Being a disciple isn’t something you can just do once. Christ calls us daily. Whether we answer or not is another question. The goal of being like Simon, Andrew, James, and John is awesome. But remember, in the moment when Jesus was on the cross, at his most vulnerable and yet most powerful moment, those guys were nowhere to be found. I’m guessing if there was a disciple handbook, showing up at the crucifixion would probably be required. But they missed it. And the truth is, we all mess up when it comes to following Christ. No one is perfect. Do you hear me out there? No one here is a perfect Christian, or a perfect disciple, or a perfect Lutheran, or a perfect whatever. Because here’s the thing: if we were perfect, we wouldn’t need Christ. And God knows, we need Christ daily.

Our “moment” for many of us, was baptism. This was the moment that, through nothing we did on our own, by the power of the Holy Spirit, we were claimed and washed as children of God. Pretty cool, right? We got to see it last week and we will see it again next week. But for many of us, it takes a lifetime of getting the hang of this discipleship stuff. I had a visit not too long ago with a senior member of this congregation. They are over 90 and were lamenting their Christian life. “I just don’t feel like a good Christian, Pastor” they told me. I asked why and they gave me a list of things I’m pretty sure we all do. “Well, I used to do my daily devotional, but I missed a day and then another, and I haven’t picked it up in a few weeks. I don’t pray daily. Sometimes I pray before bed and I fall asleep in the middle of praying.” I assured this person that they were no different than any other Christian and that God knows our hearts and the true intentions of our hearts. Discipleship can take a lifetime. So, if you’re feeling like you’re failing at it, be gentle with yourself.

In baptism, we make promises. And we make promises as a community. This is why baptism should happen within a community of believers. We need one another. Jesus called the disciples in pairs because he knew they would need to be in community and he knew they would need one another. This is why when I lead the Lord’s Prayer at council, we hold hands as we do: as a reminder that when I’m weak, you’re strong and vice versa. We are disciples in community with one another. The promises we make at baptism are made out loud because we need a way to hold one another and ourselves accountable for what God is already calling us to do. See, we don’t believe in decision theology. We don’t believe that we are the ones who decide to follow Jesus, or claim him or whatever. Jesus is already active in our lives. God has been calling us since the day we were born. Our response is discipleship.
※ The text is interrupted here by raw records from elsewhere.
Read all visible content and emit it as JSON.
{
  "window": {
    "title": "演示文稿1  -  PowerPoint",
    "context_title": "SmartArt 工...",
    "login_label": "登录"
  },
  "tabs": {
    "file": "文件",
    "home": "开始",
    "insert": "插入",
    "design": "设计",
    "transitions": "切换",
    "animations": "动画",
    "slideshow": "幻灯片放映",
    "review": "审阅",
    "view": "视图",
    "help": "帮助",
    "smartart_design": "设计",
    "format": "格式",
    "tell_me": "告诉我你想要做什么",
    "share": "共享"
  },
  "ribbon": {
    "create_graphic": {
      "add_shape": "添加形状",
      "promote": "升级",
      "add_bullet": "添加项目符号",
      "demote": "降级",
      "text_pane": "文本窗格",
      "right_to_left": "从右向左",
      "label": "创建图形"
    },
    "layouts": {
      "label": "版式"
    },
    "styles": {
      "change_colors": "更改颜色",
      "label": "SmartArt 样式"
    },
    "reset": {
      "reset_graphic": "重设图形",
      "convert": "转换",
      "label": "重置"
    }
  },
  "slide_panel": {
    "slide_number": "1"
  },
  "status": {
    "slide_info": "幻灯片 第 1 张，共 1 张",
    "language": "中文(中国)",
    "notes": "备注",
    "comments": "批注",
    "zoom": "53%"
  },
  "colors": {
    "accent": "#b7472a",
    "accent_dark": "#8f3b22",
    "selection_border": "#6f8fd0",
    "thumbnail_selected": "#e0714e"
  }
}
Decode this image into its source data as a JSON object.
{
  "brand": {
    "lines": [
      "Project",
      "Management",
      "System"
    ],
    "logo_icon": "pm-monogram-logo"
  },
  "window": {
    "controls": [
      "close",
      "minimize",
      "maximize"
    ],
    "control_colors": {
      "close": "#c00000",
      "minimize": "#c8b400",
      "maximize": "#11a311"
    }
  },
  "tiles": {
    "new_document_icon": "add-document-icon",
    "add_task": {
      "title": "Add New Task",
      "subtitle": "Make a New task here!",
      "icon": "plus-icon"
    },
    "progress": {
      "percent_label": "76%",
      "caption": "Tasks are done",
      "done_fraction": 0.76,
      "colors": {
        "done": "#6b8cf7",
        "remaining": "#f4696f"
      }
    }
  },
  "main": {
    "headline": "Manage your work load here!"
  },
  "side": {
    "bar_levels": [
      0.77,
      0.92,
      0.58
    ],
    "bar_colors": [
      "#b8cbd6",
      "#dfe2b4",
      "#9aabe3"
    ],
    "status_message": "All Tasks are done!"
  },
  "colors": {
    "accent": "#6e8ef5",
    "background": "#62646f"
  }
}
The promises we make are simple: live among God’s faithful people, come to the holy supper, teach and learn the Lord’s Prayer, the Creed, and the Ten commandments, have and give gifts of Scripture (aka the Bible), and to nurture our prayer life. But we can’t do it alone. This is why we need one another. This is why we return to this place week after week: to disciple camp, so to speak. We aren’t perfect Christians. But, Jesus isn’t calling perfect Christians, he’s not calling pensive Christians, he’s calling willing Christians. Disciples who are willing to fail and keep trying. Disciples who sin, but also believe they are saved. Disciples who mess up from time to time and instead of beating themselves up, us it as a way to point to Christ and his redeeming ways. Christ isn’t looking for perfection. Christ is looking for you.

Fishing takes a lifetime to get right. Discipleship is the same way. We’re all still learning. But, thanks be to God, we’re doing it together.